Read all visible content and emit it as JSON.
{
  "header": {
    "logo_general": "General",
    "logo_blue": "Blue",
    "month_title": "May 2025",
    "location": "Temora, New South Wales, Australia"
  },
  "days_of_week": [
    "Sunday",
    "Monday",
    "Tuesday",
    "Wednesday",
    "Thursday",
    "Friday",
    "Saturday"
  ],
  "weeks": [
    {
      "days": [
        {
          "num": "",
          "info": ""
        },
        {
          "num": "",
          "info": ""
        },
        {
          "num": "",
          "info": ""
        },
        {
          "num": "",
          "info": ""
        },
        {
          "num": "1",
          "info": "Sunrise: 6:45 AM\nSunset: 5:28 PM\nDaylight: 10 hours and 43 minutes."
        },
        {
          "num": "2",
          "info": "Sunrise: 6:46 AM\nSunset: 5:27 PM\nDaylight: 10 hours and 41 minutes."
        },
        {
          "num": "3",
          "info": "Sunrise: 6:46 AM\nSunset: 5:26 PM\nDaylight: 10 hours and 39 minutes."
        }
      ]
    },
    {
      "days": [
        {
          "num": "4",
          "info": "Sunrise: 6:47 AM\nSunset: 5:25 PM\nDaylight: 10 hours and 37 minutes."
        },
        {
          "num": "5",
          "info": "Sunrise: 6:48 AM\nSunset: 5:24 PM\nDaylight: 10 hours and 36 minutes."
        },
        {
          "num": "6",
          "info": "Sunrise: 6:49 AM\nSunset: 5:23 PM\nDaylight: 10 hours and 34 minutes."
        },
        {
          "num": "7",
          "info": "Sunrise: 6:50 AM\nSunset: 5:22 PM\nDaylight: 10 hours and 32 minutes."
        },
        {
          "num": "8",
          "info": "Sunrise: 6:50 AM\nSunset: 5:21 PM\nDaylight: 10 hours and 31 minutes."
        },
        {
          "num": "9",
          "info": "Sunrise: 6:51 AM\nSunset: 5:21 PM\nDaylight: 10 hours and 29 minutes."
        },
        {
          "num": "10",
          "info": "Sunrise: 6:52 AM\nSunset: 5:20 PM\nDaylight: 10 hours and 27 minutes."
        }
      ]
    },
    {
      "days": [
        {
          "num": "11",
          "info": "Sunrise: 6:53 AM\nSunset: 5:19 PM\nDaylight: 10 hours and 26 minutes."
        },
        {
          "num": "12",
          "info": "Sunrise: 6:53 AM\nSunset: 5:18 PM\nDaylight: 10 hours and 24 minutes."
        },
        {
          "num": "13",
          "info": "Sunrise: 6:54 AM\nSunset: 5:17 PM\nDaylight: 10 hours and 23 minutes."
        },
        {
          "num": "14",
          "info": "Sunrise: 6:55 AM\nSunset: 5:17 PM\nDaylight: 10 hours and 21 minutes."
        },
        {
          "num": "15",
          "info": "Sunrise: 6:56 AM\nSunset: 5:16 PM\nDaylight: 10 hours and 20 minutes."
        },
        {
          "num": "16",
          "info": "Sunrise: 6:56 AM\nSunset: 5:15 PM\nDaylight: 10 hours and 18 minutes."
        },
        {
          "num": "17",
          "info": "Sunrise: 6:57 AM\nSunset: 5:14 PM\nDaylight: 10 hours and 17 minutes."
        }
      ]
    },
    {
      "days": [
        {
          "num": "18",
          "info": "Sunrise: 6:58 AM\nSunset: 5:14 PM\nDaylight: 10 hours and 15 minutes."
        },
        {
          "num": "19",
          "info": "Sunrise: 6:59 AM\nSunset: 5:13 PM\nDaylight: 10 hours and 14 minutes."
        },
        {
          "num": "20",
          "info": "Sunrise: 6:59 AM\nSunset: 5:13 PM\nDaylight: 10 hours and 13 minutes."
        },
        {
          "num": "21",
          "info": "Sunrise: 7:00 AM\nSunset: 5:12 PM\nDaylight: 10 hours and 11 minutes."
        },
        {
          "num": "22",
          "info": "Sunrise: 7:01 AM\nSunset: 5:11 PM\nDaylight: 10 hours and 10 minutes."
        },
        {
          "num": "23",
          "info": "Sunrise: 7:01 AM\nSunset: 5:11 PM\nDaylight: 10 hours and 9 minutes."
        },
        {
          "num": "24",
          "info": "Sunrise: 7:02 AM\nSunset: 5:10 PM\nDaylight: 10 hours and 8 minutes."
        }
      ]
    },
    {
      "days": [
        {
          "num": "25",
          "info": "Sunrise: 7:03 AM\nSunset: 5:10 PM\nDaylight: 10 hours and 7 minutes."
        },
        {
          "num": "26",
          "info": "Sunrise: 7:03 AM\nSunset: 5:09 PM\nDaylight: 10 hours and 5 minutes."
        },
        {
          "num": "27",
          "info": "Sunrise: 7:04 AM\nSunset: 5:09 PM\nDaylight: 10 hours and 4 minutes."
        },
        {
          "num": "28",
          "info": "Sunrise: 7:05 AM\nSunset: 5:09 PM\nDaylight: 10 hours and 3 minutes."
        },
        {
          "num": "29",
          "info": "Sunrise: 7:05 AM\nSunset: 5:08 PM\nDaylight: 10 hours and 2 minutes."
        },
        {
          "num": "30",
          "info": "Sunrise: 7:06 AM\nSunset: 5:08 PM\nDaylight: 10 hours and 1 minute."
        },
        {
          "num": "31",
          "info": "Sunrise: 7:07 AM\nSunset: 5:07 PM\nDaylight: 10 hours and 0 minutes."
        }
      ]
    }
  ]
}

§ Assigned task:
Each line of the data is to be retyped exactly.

§ Task output:
Read all visible content and emit it as JSON.
{
  "header": {
    "logo_general": "General",
    "logo_blue": "Blue",
    "month_title": "May 2025",
    "location": "Temora, New South Wales, Australia"
  },
  "days_of_week": [
    "Sunday",
    "Monday",
    "Tuesday",
    "Wednesday",
    "Thursday",
    "Friday",
    "Saturday"
  ],
  "weeks": [
    {
      "days": [
        {
          "num": "",
          "info": ""
        },
        {
          "num": "",
          "info": ""
        },
        {
          "num": "",
          "info": ""
        },
        {
          "num": "",
          "info": ""
        },
        {
          "num": "1",
          "info": "Sunrise: 6:45 AM\nSunset: 5:28 PM\nDaylight: 10 hours and 43 minutes."
        },
        {
          "num": "2",
          "info": "Sunrise: 6:46 AM\nSunset: 5:27 PM\nDaylight: 10 hours and 41 minutes."
        },
        {
          "num": "3",
          "info": "Sunrise: 6:46 AM\nSunset: 5:26 PM\nDaylight: 10 hours and 39 minutes."
        }
      ]
    },
    {
      "days": [
        {
          "num": "4",
          "info": "Sunrise: 6:47 AM\nSunset: 5:25 PM\nDaylight: 10 hours and 37 minutes."
        },
        {
          "num": "5",
          "info": "Sunrise: 6:48 AM\nSunset: 5:24 PM\nDaylight: 10 hours and 36 minutes."
        },
        {
          "num": "6",
          "info": "Sunrise: 6:49 AM\nSunset: 5:23 PM\nDaylight: 10 hours and 34 minutes."
        },
        {
          "num": "7",
          "info": "Sunrise: 6:50 AM\nSunset: 5:22 PM\nDaylight: 10 hours and 32 minutes."
        },
        {
          "num": "8",
          "info": "Sunrise: 6:50 AM\nSunset: 5:21 PM\nDaylight: 10 hours and 31 minutes."
        },
        {
          "num": "9",
          "info": "Sunrise: 6:51 AM\nSunset: 5:21 PM\nDaylight: 10 hours and 29 minutes."
        },
        {
          "num": "10",
          "info": "Sunrise: 6:52 AM\nSunset: 5:20 PM\nDaylight: 10 hours and 27 minutes."
        }
      ]
    },
    {
      "days": [
        {
          "num": "11",
          "info": "Sunrise: 6:53 AM\nSunset: 5:19 PM\nDaylight: 10 hours and 26 minutes."
        },
        {
          "num": "12",
          "info": "Sunrise: 6:53 AM\nSunset: 5:18 PM\nDaylight: 10 hours and 24 minutes."
        },
        {
          "num": "13",
          "info": "Sunrise: 6:54 AM\nSunset: 5:17 PM\nDaylight: 10 hours and 23 minutes."
        },
        {
          "num": "14",
          "info": "Sunrise: 6:55 AM\nSunset: 5:17 PM\nDaylight: 10 hours and 21 minutes."
        },
        {
          "num": "15",
          "info": "Sunrise: 6:56 AM\nSunset: 5:16 PM\nDaylight: 10 hours and 20 minutes."
        },
        {
          "num": "16",
          "info": "Sunrise: 6:56 AM\nSunset: 5:15 PM\nDaylight: 10 hours and 18 minutes."
        },
        {
          "num": "17",
          "info": "Sunrise: 6:57 AM\nSunset: 5:14 PM\nDaylight: 10 hours and 17 minutes."
        }
      ]
    },
    {
      "days": [
        {
          "num": "18",
          "info": "Sunrise: 6:58 AM\nSunset: 5:14 PM\nDaylight: 10 hours and 15 minutes."
        },
        {
          "num": "19",
          "info": "Sunrise: 6:59 AM\nSunset: 5:13 PM\nDaylight: 10 hours and 14 minutes."
        },
        {
          "num": "20",
          "info": "Sunrise: 6:59 AM\nSunset: 5:13 PM\nDaylight: 10 hours and 13 minutes."
        },
        {
          "num": "21",
          "info": "Sunrise: 7:00 AM\nSunset: 5:12 PM\nDaylight: 10 hours and 11 minutes."
        },
        {
          "num": "22",
          "info": "Sunrise: 7:01 AM\nSunset: 5:11 PM\nDaylight: 10 hours and 10 minutes."
        },
        {
          "num": "23",
          "info": "Sunrise: 7:01 AM\nSunset: 5:11 PM\nDaylight: 10 hours and 9 minutes."
        },
        {
          "num": "24",
          "info": "Sunrise: 7:02 AM\nSunset: 5:10 PM\nDaylight: 10 hours and 8 minutes."
        }
      ]
    },
    {
      "days": [
        {
          "num": "25",
          "info": "Sunrise: 7:03 AM\nSunset: 5:10 PM\nDaylight: 10 hours and 7 minutes."
        },
        {
          "num": "26",
          "info": "Sunrise: 7:03 AM\nSunset: 5:09 PM\nDaylight: 10 hours and 5 minutes."
        },
        {
          "num": "27",
          "info": "Sunrise: 7:04 AM\nSunset: 5:09 PM\nDaylight: 10 hours and 4 minutes."
        },
        {
          "num": "28",
          "info": "Sunrise: 7:05 AM\nSunset: 5:09 PM\nDaylight: 10 hours and 3 minutes."
        },
        {
          "num": "29",
          "info": "Sunrise: 7:05 AM\nSunset: 5:08 PM\nDaylight: 10 hours and 2 minutes."
        },
        {
          "num": "30",
          "info": "Sunrise: 7:06 AM\nSunset: 5:08 PM\nDaylight: 10 hours and 1 minute."
        },
        {
          "num": "31",
          "info": "Sunrise: 7:07 AM\nSunset: 5:07 PM\nDaylight: 10 hours and 0 minutes."
        }
      ]
    }
  ]
}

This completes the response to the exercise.